Many scientists believe that axons are doomed once they lose the insulation, but a new study by graduate student Chelsey Smith and former undergraduate Elizabeth Cooksey in the Journal of Neuroscience shows axons can survive for long periods in rats even after losing myelin.
“This was the first study to demonstrate long-term axon survival after myelin deterioration,” says senior author Ian Duncan, a professor in the School of Veterinary Medicine at the University of Wisconsin-Madison.
Spinal-cord tissue from normal (left) and mutant (right) rats. The normal tissue show a thick, effective layer of myelin insulation needed for normal nerve signaling. The mutant rats have no myelin, but surprisingly, the axons (long nerve fibers) remain intact.
The mutant rats in the experiment have substantial myelin at first, but by eight weeks the essential myelin insulation is lost. “It was surprising,” says Duncan, an expert in MS pathology. “Nine months is a relatively long period in a rat’s lifetime, and there wasn’t a loss of axons, so the assumption that axons must automatically die without myelin seems incorrect.”
Normally, insulating myelin is made by supportive cells called oligodendrocytes that live alongside the axons. Duncan observes that oligodendrocytes and related cells also assist nerve cells by secreting growth factors that neurons may need to survive. “That is just speculation, but in our study, the oligodendrocytes were found in much greater numbers, probably in an attempt to produce more myelin, and we saw an overall increase in growth factor production.”
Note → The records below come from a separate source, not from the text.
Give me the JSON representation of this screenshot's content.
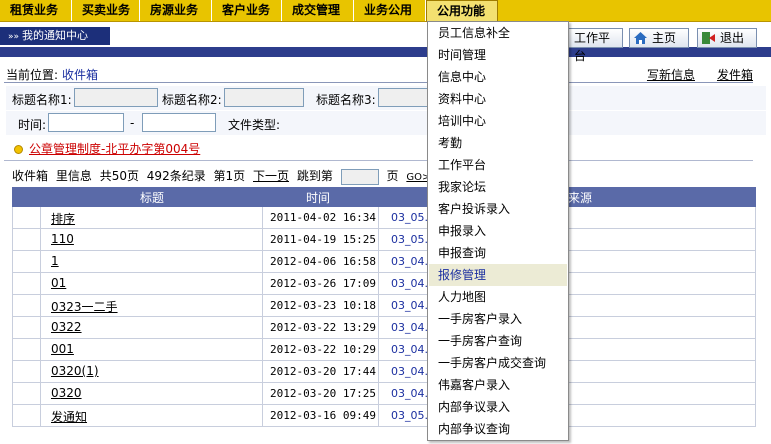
{
  "topnav": {
    "items": [
      {
        "label": "租赁业务"
      },
      {
        "label": "买卖业务"
      },
      {
        "label": "房源业务"
      },
      {
        "label": "客户业务"
      },
      {
        "label": "成交管理"
      },
      {
        "label": "业务公用"
      },
      {
        "label": "公用功能"
      }
    ],
    "active_index": 6
  },
  "header": {
    "title": "我的通知中心",
    "buttons": {
      "workbench": "工作平台",
      "home": "主页",
      "logout": "退出"
    }
  },
  "location": {
    "label": "当前位置:",
    "value": "收件箱",
    "links": {
      "compose": "写新信息",
      "outbox": "发件箱"
    }
  },
  "filters": {
    "title1": "标题名称1:",
    "title2": "标题名称2:",
    "title3": "标题名称3:",
    "time": "时间:",
    "dash": "-",
    "filetype": "文件类型:"
  },
  "notice": {
    "text": "公章管理制度-北平办字第004号"
  },
  "pager": {
    "inbox": "收件箱",
    "inbox_info": "里信息",
    "total_pages": "共50页",
    "records": "492条纪录",
    "current": "第1页",
    "next": "下一页",
    "jump": "跳到第",
    "page_unit": "页",
    "go": "GO>>"
  },
  "table": {
    "headers": {
      "title": "标题",
      "time": "时间",
      "source": "来源"
    },
    "rows": [
      {
        "title": "排序",
        "time": "2011-04-02 16:34",
        "source": "03_05."
      },
      {
        "title": "110",
        "time": "2011-04-19 15:25",
        "source": "03_05."
      },
      {
        "title": "1",
        "time": "2012-04-06 16:58",
        "source": "03_04."
      },
      {
        "title": "01",
        "time": "2012-03-26 17:09",
        "source": "03_04."
      },
      {
        "title": "0323一二手",
        "time": "2012-03-23 10:18",
        "source": "03_04."
      },
      {
        "title": "0322",
        "time": "2012-03-22 13:29",
        "source": "03_04."
      },
      {
        "title": "001",
        "time": "2012-03-22 10:29",
        "source": "03_04."
      },
      {
        "title": "0320(1)",
        "time": "2012-03-20 17:44",
        "source": "03_04."
      },
      {
        "title": "0320",
        "time": "2012-03-20 17:25",
        "source": "03_04."
      },
      {
        "title": "发通知",
        "time": "2012-03-16 09:49",
        "source": "03_05."
      }
    ]
  },
  "dropdown": {
    "items": [
      "员工信息补全",
      "时间管理",
      "信息中心",
      "资料中心",
      "培训中心",
      "考勤",
      "工作平台",
      "我家论坛",
      "客户投诉录入",
      "申报录入",
      "申报查询",
      "报修管理",
      "人力地图",
      "一手房客户录入",
      "一手房客户查询",
      "一手房客户成交查询",
      "伟嘉客户录入",
      "内部争议录入",
      "内部争议查询"
    ],
    "highlighted_index": 11
  }
}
Although oligodendrocytes definitely produce growth factors during early development in the rat, this study identified three neural growth factors that are produced by these helper cells in the older animals. “This paper was the first to show that oligodendrocytes continue to express growth factors in mature animals, and that could be important,” Duncan says.
Growth factors are proteins that stimulate a wide range of growth and development, and their absence has been implicated in several neurological diseases. Duncan says more study of growth factors could suggest a route to preventing nerve fiber loss in MS and other myelin diseases.
Although other researchers have found that axons survive in mutant mice that fail to make myelin, Duncan notes that those animals lived for only four months. “This survival was more than double that; it’s a significant increase.”
Scientists have known for decades that axons degenerate and disappear in MS, and that idea is now a major focus of scientific interest. “Much in vogue is the idea that you have to protect axons above and beyond everything else, that MS is not primarily a demyelinating disease, it’s primarily an axonal disease,” Duncan says. “Our finding shows that it is not absolutely certain that axons will degenerate when they are demyelinated. If we are correct in our speculation, we could potentially protect the axon if we can increase the amount of growth factor being produced by the helper cells.”